Background: Transcranial contrast Doppler studies have shown an increased prevalence of right-to-left shunts in patients with migraine with aura compared with controls. The anatomy and size of these right-to-left shunts have never been directly assessed.
Methods: In a cross-sectional case-control study, the authors performed transesophageal contrast echocardiography in 93 consecutive patients with migraine with aura and 93 healthy controls.
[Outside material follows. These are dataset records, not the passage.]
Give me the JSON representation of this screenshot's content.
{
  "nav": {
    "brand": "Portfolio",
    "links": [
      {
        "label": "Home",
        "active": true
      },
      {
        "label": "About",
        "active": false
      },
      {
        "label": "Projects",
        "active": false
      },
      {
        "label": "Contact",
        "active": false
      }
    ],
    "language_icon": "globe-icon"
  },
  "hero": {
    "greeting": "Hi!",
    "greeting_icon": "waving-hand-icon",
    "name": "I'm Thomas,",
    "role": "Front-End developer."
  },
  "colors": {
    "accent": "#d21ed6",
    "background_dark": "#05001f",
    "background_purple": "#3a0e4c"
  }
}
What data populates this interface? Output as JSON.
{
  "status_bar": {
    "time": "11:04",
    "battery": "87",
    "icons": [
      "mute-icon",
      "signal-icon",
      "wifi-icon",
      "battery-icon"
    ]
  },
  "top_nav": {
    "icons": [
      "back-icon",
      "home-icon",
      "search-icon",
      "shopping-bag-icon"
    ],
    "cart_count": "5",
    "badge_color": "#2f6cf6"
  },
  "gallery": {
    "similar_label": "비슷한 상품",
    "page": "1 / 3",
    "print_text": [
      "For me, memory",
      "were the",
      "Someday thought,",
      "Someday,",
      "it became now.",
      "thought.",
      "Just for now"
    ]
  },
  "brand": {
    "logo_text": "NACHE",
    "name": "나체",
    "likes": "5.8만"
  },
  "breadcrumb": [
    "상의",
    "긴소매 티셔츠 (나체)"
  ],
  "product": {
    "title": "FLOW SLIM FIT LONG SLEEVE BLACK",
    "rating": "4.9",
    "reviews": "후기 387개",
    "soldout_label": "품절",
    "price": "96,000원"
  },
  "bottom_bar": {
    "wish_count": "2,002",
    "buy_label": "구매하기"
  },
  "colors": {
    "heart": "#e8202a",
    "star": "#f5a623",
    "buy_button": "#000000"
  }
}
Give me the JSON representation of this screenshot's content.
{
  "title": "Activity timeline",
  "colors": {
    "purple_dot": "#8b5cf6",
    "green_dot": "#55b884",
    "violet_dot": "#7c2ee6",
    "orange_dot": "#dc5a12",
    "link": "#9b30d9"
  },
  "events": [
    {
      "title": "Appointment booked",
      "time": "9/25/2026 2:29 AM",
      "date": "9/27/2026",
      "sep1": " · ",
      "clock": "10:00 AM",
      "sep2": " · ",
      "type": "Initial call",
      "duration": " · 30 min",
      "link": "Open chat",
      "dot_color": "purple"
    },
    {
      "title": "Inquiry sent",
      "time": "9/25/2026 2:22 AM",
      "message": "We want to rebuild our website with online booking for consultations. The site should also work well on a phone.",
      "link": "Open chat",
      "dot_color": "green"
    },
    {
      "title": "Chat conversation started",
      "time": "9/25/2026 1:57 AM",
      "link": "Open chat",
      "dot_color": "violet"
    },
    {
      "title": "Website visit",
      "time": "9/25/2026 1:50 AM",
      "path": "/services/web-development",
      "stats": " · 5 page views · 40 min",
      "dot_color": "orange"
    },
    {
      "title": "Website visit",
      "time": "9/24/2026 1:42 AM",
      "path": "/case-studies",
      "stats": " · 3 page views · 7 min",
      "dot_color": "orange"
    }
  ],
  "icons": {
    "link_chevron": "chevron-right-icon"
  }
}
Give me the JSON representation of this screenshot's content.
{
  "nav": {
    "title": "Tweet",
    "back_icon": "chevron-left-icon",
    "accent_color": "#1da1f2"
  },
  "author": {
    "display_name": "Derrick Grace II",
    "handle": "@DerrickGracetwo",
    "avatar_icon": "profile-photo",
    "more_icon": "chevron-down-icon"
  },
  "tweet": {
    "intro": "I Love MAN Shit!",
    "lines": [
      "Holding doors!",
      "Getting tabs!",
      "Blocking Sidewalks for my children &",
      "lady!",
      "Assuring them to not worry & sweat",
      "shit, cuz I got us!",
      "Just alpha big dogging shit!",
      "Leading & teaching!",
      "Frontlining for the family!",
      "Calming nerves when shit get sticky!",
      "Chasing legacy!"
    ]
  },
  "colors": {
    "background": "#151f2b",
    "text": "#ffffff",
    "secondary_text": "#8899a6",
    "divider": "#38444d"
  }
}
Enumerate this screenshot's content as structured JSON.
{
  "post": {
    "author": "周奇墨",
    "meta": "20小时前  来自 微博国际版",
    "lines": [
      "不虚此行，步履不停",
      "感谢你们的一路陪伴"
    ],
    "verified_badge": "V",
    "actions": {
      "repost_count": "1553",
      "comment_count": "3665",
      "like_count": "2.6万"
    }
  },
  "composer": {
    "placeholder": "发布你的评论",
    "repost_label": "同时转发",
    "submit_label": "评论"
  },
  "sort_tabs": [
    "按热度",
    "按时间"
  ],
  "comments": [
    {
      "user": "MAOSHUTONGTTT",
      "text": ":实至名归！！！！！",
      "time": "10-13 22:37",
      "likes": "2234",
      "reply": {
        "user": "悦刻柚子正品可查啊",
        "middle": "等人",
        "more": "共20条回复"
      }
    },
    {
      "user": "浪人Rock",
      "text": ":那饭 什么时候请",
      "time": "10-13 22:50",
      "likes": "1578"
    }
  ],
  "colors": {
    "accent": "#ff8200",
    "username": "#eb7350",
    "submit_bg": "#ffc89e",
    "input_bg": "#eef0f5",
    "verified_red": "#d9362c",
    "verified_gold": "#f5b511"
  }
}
Results: A patent foramen ovale was present in 44 (47% [95% CI 37 to 58%]) patients with migraine with aura and 16 (17% [95% CI 10 to 26%]) control subjects (OR 4.56 [95% CI 1.97 to 10.57]; p < 0.001). A small shunt was equally prevalent in migraineurs (10% [95% CI 5 to 18%]) and controls (10% [95% CI 5 to 18%]), but a moderate-sized or large shunt was found more often in the migraine group (38% [95% CI 28 to 48%] vs 8% [95% CI 2 to 13%] in controls; p < 0.001). The presence of more than a small shunt increased the odds of having migraine with aura 7.78-fold (95% CI 2.53 to 29.30; p < 0.001). Besides patent foramen ovale prevalence and shunt size, no other echocardiographic differences were found between the study groups. Headache and baseline characteristics did not differ in migraine patients with and without shunt.
Conclusions: Nearly half of all patients with migraine with aura have a right-to-left shunt due to a patent foramen ovale. Shunt size is larger in migraineurs than controls. The clinical presentation of migraine is identical in patients with and without a patent foramen ovale.